### Supplied material

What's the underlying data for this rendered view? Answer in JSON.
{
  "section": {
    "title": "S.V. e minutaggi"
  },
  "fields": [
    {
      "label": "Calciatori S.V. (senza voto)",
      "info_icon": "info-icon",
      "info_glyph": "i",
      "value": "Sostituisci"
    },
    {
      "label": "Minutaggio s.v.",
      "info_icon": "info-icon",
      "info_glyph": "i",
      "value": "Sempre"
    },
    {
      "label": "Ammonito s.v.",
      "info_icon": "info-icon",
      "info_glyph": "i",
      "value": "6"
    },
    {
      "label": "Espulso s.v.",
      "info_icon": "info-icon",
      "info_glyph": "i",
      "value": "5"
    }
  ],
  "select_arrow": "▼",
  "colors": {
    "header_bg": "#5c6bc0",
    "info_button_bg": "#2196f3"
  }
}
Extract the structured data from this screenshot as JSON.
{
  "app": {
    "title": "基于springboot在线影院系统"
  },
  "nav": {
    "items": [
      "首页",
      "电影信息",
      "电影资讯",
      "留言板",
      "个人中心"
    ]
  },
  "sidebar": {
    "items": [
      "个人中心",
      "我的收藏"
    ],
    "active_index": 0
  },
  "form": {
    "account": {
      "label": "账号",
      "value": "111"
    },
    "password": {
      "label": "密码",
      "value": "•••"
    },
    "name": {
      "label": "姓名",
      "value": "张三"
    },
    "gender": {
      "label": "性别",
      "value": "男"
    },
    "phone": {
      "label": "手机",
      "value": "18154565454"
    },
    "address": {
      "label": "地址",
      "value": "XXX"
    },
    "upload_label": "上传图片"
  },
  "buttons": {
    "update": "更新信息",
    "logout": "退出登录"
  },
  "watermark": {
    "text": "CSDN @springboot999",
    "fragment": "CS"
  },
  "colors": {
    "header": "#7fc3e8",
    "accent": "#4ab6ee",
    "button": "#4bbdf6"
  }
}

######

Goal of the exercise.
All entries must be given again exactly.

Exercise answer.
What's the underlying data for this rendered view? Answer in JSON.
{
  "section": {
    "title": "S.V. e minutaggi"
  },
  "fields": [
    {
      "label": "Calciatori S.V. (senza voto)",
      "info_icon": "info-icon",
      "info_glyph": "i",
      "value": "Sostituisci"
    },
    {
      "label": "Minutaggio s.v.",
      "info_icon": "info-icon",
      "info_glyph": "i",
      "value": "Sempre"
    },
    {
      "label": "Ammonito s.v.",
      "info_icon": "info-icon",
      "info_glyph": "i",
      "value": "6"
    },
    {
      "label": "Espulso s.v.",
      "info_icon": "info-icon",
      "info_glyph": "i",
      "value": "5"
    }
  ],
  "select_arrow": "▼",
  "colors": {
    "header_bg": "#5c6bc0",
    "info_button_bg": "#2196f3"
  }
}
Extract the structured data from this screenshot as JSON.
{
  "app": {
    "title": "基于springboot在线影院系统"
  },
  "nav": {
    "items": [
      "首页",
      "电影信息",
      "电影资讯",
      "留言板",
      "个人中心"
    ]
  },
  "sidebar": {
    "items": [
      "个人中心",
      "我的收藏"
    ],
    "active_index": 0
  },
  "form": {
    "account": {
      "label": "账号",
      "value": "111"
    },
    "password": {
      "label": "密码",
      "value": "•••"
    },
    "name": {
      "label": "姓名",
      "value": "张三"
    },
    "gender": {
      "label": "性别",
      "value": "男"
    },
    "phone": {
      "label": "手机",
      "value": "18154565454"
    },
    "address": {
      "label": "地址",
      "value": "XXX"
    },
    "upload_label": "上传图片"
  },
  "buttons": {
    "update": "更新信息",
    "logout": "退出登录"
  },
  "watermark": {
    "text": "CSDN @springboot999",
    "fragment": "CS"
  },
  "colors": {
    "header": "#7fc3e8",
    "accent": "#4ab6ee",
    "button": "#4bbdf6"
  }
}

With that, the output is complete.